Overall, the state's white-alone population still accounts for 80% of the state's residents in 2020, with 759,608 identifying as white-only. But communities of color saw increases with 98,842 identifying as Native American or Alaska Native, 38,741 as Latino, 26,307 as Black, and 18,489 as Asian. The percentage of the population identifying as white-only or in combination with other racial groups dropped from just under 90% in 2010 to 85.7%.
Overall, South Dakota saw a 8.9% spike to its population, gaining 72,000 residents over the last decade.
The shifts in racial makeup of the state's population also paralleled a growing percentage of the state's residents who live in urban areas, which now stands at nearly 60%. That number, in 1950 for example, stood at only 33%.

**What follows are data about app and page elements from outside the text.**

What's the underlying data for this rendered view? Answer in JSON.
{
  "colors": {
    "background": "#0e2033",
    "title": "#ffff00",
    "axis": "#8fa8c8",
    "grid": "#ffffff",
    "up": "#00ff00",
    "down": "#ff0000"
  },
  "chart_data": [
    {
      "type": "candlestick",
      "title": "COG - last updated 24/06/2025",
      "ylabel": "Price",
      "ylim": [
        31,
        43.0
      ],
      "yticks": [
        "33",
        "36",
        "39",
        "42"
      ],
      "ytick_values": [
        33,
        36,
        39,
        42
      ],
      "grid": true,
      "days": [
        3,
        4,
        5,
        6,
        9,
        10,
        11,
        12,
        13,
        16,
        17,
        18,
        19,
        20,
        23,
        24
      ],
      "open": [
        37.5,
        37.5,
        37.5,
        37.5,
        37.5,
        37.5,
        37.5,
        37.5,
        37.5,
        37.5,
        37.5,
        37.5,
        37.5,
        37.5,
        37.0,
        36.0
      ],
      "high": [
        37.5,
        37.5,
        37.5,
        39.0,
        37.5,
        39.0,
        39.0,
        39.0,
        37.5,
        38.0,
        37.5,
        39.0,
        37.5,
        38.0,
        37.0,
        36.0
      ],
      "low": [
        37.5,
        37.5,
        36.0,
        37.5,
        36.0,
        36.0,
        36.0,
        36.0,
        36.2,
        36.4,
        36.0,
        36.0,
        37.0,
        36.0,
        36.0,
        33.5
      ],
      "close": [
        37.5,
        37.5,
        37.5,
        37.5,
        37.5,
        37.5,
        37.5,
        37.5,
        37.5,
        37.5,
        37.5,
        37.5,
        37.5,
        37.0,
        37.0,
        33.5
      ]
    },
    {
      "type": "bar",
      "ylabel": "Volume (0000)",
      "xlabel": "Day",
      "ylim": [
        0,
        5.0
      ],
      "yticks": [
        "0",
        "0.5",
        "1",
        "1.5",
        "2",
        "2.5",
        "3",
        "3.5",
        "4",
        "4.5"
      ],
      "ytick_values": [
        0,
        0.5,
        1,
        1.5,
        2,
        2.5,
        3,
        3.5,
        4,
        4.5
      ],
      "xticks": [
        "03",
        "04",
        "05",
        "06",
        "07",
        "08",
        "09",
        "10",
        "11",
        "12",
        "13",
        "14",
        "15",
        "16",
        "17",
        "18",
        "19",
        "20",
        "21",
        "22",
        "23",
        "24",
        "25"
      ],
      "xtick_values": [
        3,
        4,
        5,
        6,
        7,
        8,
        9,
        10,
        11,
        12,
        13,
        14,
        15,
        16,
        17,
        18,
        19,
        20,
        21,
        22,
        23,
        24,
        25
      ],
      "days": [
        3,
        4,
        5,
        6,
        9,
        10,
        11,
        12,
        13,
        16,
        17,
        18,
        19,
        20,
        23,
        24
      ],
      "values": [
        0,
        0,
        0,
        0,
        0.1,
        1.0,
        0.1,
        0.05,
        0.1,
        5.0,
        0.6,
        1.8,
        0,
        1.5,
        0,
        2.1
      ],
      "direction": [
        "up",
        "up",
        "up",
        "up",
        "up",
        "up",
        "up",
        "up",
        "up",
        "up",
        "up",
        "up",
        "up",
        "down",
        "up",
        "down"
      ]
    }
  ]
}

The state's largest three counties — Minnehaha and Lincoln counties, which make up the Sioux Falls area, and Pennington County, which encompasses Rapid City — accounted for the largest shares of population growth . Minnehaha grew by nearly 30,000 people to 197,214 in 2020, while Lincoln County shot up from 44,828 to 65,161 persons.
Pennington County, a massive county in terms of land, stretching from the Wyoming border east to Wall, also added 9,000 people to notch 109,222 residents.
Many rural counties in the state lost population over the last decade, including Jerauld, Bon Homme, Fall River and Walworth counties.
The once-every-10-years U.S. Census helps states redraw legislative district maps, and in South Dakota that process is set to start in earnest this fall. Currently, the 105-lawmaker Legislature is made up of 94 Republicans and 11 Democrats. Lawmakers are required by law to draw districts roughly equally in terms of population (which would be roughly 25,000 residents for each district).
"I know you can get sued for anything, but I am extremely proud that 10 years ago we never got sued," said Sen. Jim Bolin, a Canton Republican, at a legislative redistricting meeting in March .
That process has, in the past, been accused of partisan gerrymandering and racial discrimination against Native Americans . Currently, while slightly less than half of the state's registered voters are Republican (and the other half made up almost equally of Democrats and Independents), the GOP controls 90% of the seats in Pierre.
A group seeking to bring a ballot overhaul of the state's process of allowing lawmakers, often GOP dominated, to draw their own legislative districts has gained steam for the 2022 election.
At a legislative redistricting meeting in June , Sioux Falls resident John Claussen called for respecting Sioux Falls' boundaries, noting that of the nine legislative seats encompassing the state's largest city's border, only four are "totally Sioux Falls," with the rest dipping into rural, surrounding areas.
"And I don't think that's fair to the urban or rural vote," Claussen said.